Ultimately, each reality is true: the hecklers and spray-painters, the standing ovation and James’ millions of fans. “Neither completely or totally defines who and what we are,” Edwards said. “That’s the challenge we have to deal with.”
How to effectively and forcefully challenge racism is as profound and unanswered a question in 2017 as it was in 1967. The collective “we” must raise our voices in defiance of hatred.
“We have to speak up,” Edwards said. “We cannot allow these things to define who and what we are.”

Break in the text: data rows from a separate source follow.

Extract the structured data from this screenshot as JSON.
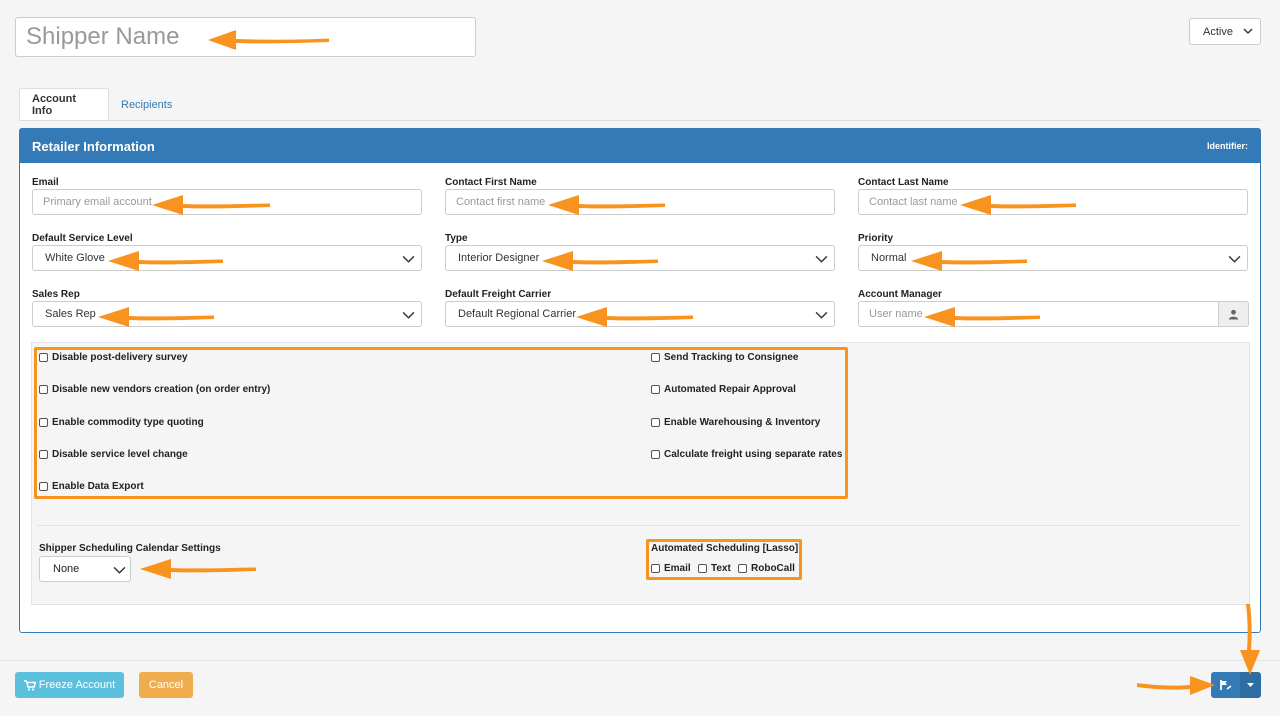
{
  "header": {
    "name_placeholder": "Shipper Name",
    "status_value": "Active"
  },
  "tabs": [
    {
      "label": "Account Info"
    },
    {
      "label": "Recipients"
    }
  ],
  "panel": {
    "title": "Retailer Information",
    "identifier_label": "Identifier:"
  },
  "fields": {
    "email": {
      "label": "Email",
      "placeholder": "Primary email account"
    },
    "contact_first": {
      "label": "Contact First Name",
      "placeholder": "Contact first name"
    },
    "contact_last": {
      "label": "Contact Last Name",
      "placeholder": "Contact last name"
    },
    "service_level": {
      "label": "Default Service Level",
      "value": "White Glove"
    },
    "type": {
      "label": "Type",
      "value": "Interior Designer"
    },
    "priority": {
      "label": "Priority",
      "value": "Normal"
    },
    "sales_rep": {
      "label": "Sales Rep",
      "value": "Sales Rep"
    },
    "freight_carrier": {
      "label": "Default Freight Carrier",
      "value": "Default Regional Carrier"
    },
    "account_manager": {
      "label": "Account Manager",
      "placeholder": "User name"
    }
  },
  "options_left": [
    "Disable post-delivery survey",
    "Disable new vendors creation (on order entry)",
    "Enable commodity type quoting",
    "Disable service level change",
    "Enable Data Export"
  ],
  "options_right": [
    "Send Tracking to Consignee",
    "Automated Repair Approval",
    "Enable Warehousing & Inventory",
    "Calculate freight using separate rates"
  ],
  "scheduling": {
    "calendar_label": "Shipper Scheduling Calendar Settings",
    "calendar_value": "None",
    "automated_label": "Automated Scheduling [Lasso]",
    "automated_options": [
      "Email",
      "Text",
      "RoboCall"
    ]
  },
  "footer": {
    "freeze_label": "Freeze Account",
    "cancel_label": "Cancel"
  },
  "colors": {
    "primary": "#337ab7",
    "info": "#5bc0de",
    "warning": "#f0ad4e",
    "annotation": "#f7931e"
  },
  "icons": {
    "freeze": "snowflake-cart-icon",
    "save": "save-icon",
    "caret": "caret-down-icon",
    "user": "user-icon"
  }
}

There is a need for a latter-day Cleveland Summit. Thanks to social media and the internet, powerful summits can be held anywhere. There was no summit when Donald Sterling was removed as owner of the Los Angeles Clippers.
“People got on the internet and he was gone,” Edwards said.
There was no summit after Kevin Plank, the CEO of Under Armour, effusively praised President Donald Trump’s Manufacturing Jobs Initiative in February.
“Stephen Curry complained publicly and forced Plank to back up and clarify his statements,” Edwards said, referring to the Golden State Warriors star who is one of Under Armour’s most popular endorsers. After Curry publicly challenged Plank, the Under Armor CEO issued a statement explaining that his comments were aimed at Trump’s business policies, not an endorsement of the social actions he had taken that many — including Curry — saw as discriminatory.
The internet has changed the dynamics of the summit, but not the need for one.
“You don’t have to call together all of the guys. A summit today could be an internet chat room of great athletes talking about a particular subject. They would not have to get together. But the issues are so complicated, so raw.
“How do we come up with a 21st-century approach to the convoluted and complex challenges we’re confronted with?” Edwards asked. “Considering the internet, in light of the tremendous power that athletes have today, the question is not how do we mimic the ’60s, but how do we come up with something that has the same impact, in this age.”
James completes the arc from 1967, when athletes converged on Cleveland to meet with Muhammad Ali, to 2017, when black quarterback Colin Kaepernick cannot get a job in the National Football League in large part because he knelt during the playing of the national anthem last season.
In 1967, Brown called for solidarity. In 2017, James issued a reminder to come back to being black.
The spray-painting incident at James’ home and his subsequent lament reinforce a reality that some may have forgotten, buried or chosen to deny: Being black in America requires toughness and resolve, but also an abundance of love, understanding and forgiveness.